Many librarians who manage special collections are grateful for the donations of items or collections that fall within their mission and collection scope. In turn, most donors find satisfaction in knowing that their gifts are housed in repositories, where they will be preserved and maintained by qualified staff and available to patrons for future years. Oftentimes donors, after receiving formal acknowledgement and sincere thanks for their donations, disappear back into the public landscape, perhaps glad to have found a new home for all those books or items. Their donations are unconditional—no strings attached and no demands for special recognition. The feeling that they have donated their items to worthy institutions is enough to please them.

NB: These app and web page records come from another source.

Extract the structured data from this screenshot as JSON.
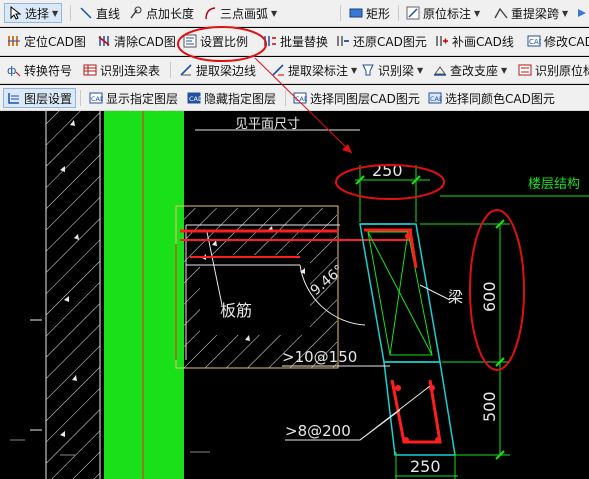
{
  "toolbar1": {
    "select": "选择",
    "line": "直线",
    "point_length": "点加长度",
    "three_point_arc": "三点画弧",
    "rect": "矩形",
    "original_dim": "原位标注",
    "re_extract_span": "重提梁跨"
  },
  "toolbar2": {
    "locate_cad": "定位CAD图",
    "clear_cad": "清除CAD图",
    "set_scale": "设置比例",
    "batch_replace": "批量替换",
    "restore_cad": "还原CAD图元",
    "supplement_cad_line": "补画CAD线",
    "modify_cad": "修改CAD"
  },
  "toolbar3": {
    "convert_symbol": "转换符号",
    "identify_beam_table": "识别连梁表",
    "extract_beam_edge": "提取梁边线",
    "extract_beam_label": "提取梁标注",
    "identify_beam": "识别梁",
    "check_support": "查改支座",
    "identify_original_dim": "识别原位标"
  },
  "toolbar4": {
    "layer_settings": "图层设置",
    "show_layer": "显示指定图层",
    "hide_layer": "隐藏指定图层",
    "select_same_layer": "选择同图层CAD图元",
    "select_same_color": "选择同颜色CAD图元"
  },
  "drawing": {
    "top_label": "见平面尺寸",
    "dim_top_250": "250",
    "dim_600": "600",
    "dim_500": "500",
    "dim_bottom_250": "250",
    "angle": "9.46°",
    "slab_rebar": "板筋",
    "beam_label": "梁",
    "floor_label": "楼层结构",
    "rebar_10_150": ">10@150",
    "rebar_8_200": ">8@200"
  },
  "colors": {
    "annotation_red": "#e01010",
    "cad_green": "#19e019",
    "cad_cyan": "#18d0d0",
    "cad_red": "#ff1e1e",
    "cad_white": "#e8e8e8"
  }
}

In most cases, our ensuing relationships with donors are valuable and enjoyable. People and families occasionally give to libraries books, artwork, and monetary gifts and endowments. Their thoughtfulness and generosity often knows no bounds.
In rare circumstances, however, we find ourselves dealing with donors who present challenges. To the point that the librarians begin to regret having accepted their contributions, some donors follow their gifts with hints or demands that their contributions be given a large amount of attention. What drives donors to act in such a manner? What can be done about it? Can librarians do anything to prevent such behavior?

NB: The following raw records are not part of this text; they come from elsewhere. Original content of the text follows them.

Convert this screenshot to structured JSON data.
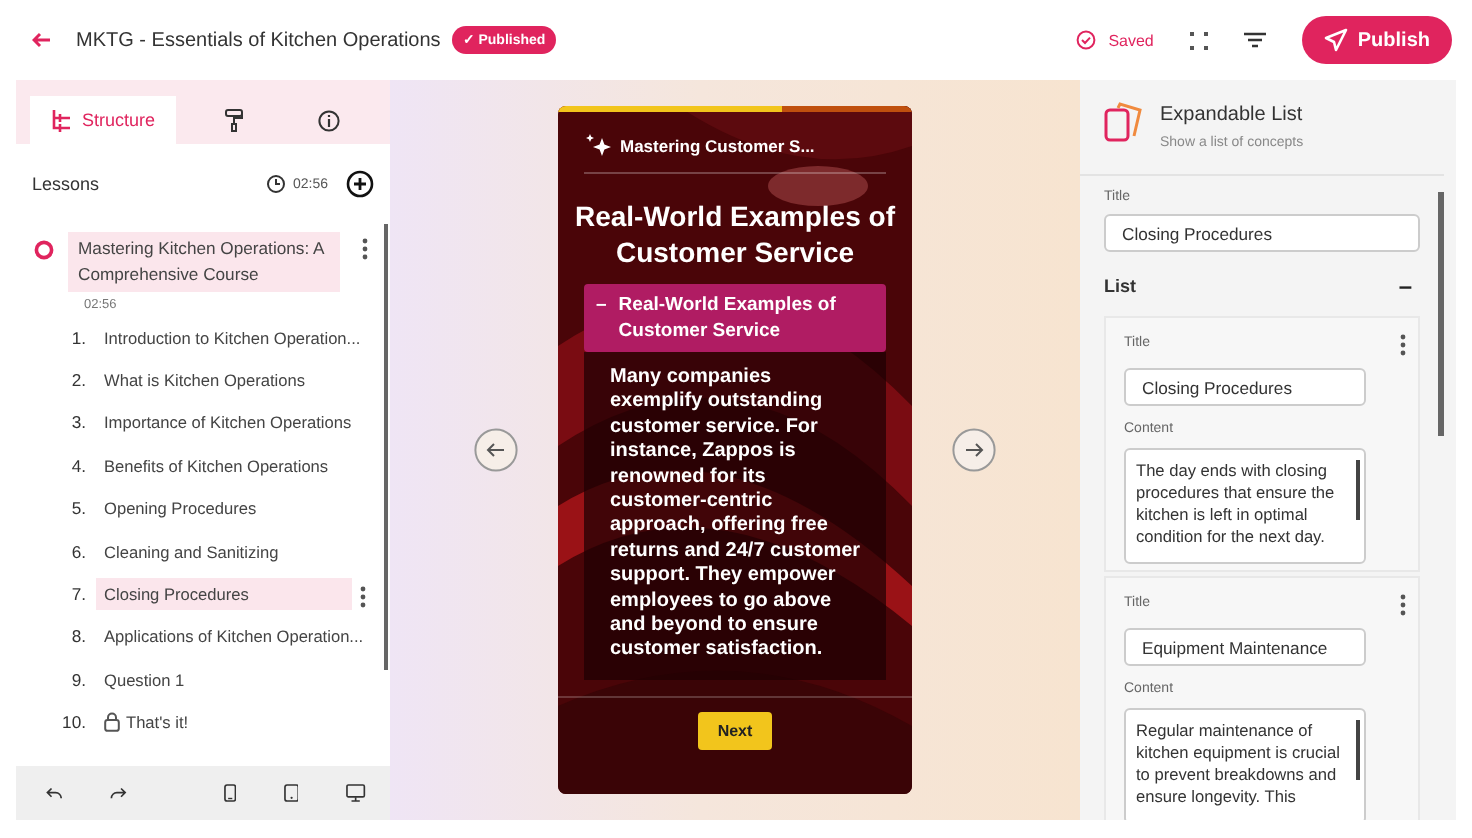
{
  "header": {
    "title": "MKTG - Essentials of Kitchen Operations",
    "badge": "✓ Published",
    "saved": "Saved",
    "publish": "Publish"
  },
  "sidebar": {
    "tabs": [
      {
        "kind": "structure",
        "label": "Structure",
        "selected": true
      },
      {
        "kind": "brush",
        "selected": false
      },
      {
        "kind": "info",
        "selected": false
      }
    ],
    "lessons_label": "Lessons",
    "duration": "02:56",
    "course": {
      "title": "Mastering Kitchen Operations: A Comprehensive Course",
      "time": "02:56",
      "selected": true
    },
    "lessons": [
      {
        "number": "1.",
        "title": "Introduction to Kitchen Operation...",
        "selected": false,
        "locked": false
      },
      {
        "number": "2.",
        "title": "What is Kitchen Operations",
        "selected": false,
        "locked": false
      },
      {
        "number": "3.",
        "title": "Importance of Kitchen Operations",
        "selected": false,
        "locked": false
      },
      {
        "number": "4.",
        "title": "Benefits of Kitchen Operations",
        "selected": false,
        "locked": false
      },
      {
        "number": "5.",
        "title": "Opening Procedures",
        "selected": false,
        "locked": false
      },
      {
        "number": "6.",
        "title": "Cleaning and Sanitizing",
        "selected": false,
        "locked": false
      },
      {
        "number": "7.",
        "title": "Closing Procedures",
        "selected": true,
        "locked": false
      },
      {
        "number": "8.",
        "title": "Applications of Kitchen Operation...",
        "selected": false,
        "locked": false
      },
      {
        "number": "9.",
        "title": "Question 1",
        "selected": false,
        "locked": false
      },
      {
        "number": "10.",
        "title": "That's it!",
        "selected": false,
        "locked": true
      }
    ]
  },
  "preview": {
    "course": "Mastering Customer S...",
    "progress": {
      "level": 0.63
    },
    "title": "Real-World Examples of Customer Service",
    "accordion": {
      "toggle": "–",
      "title": "Real-World Examples of Customer Service",
      "expanded": true,
      "body": "Many companies exemplify outstanding customer service. For instance, Zappos is renowned for its customer-centric approach, offering free returns and 24/7 customer support. They empower employees to go above and beyond to ensure customer satisfaction."
    },
    "next": "Next"
  },
  "properties": {
    "title": "Expandable List",
    "subtitle": "Show a list of concepts",
    "title_label": "Title",
    "title_value": "Closing Procedures",
    "list_label": "List",
    "list_toggle": "–",
    "items": [
      {
        "title_label": "Title",
        "title": "Closing Procedures",
        "content_label": "Content",
        "content": "The day ends with closing procedures that ensure the kitchen is left in optimal condition for the next day."
      },
      {
        "title_label": "Title",
        "title": "Equipment Maintenance",
        "content_label": "Content",
        "content": "Regular maintenance of kitchen equipment is crucial to prevent breakdowns and ensure longevity. This"
      }
    ]
  }
}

"Libraries and Donors: Maintaining the Status Quo,"
The Southeastern Librarian: Vol. 52
, Article 7.
Available at: http://digitalcommons.kennesaw.edu/seln/vol52/iss3/7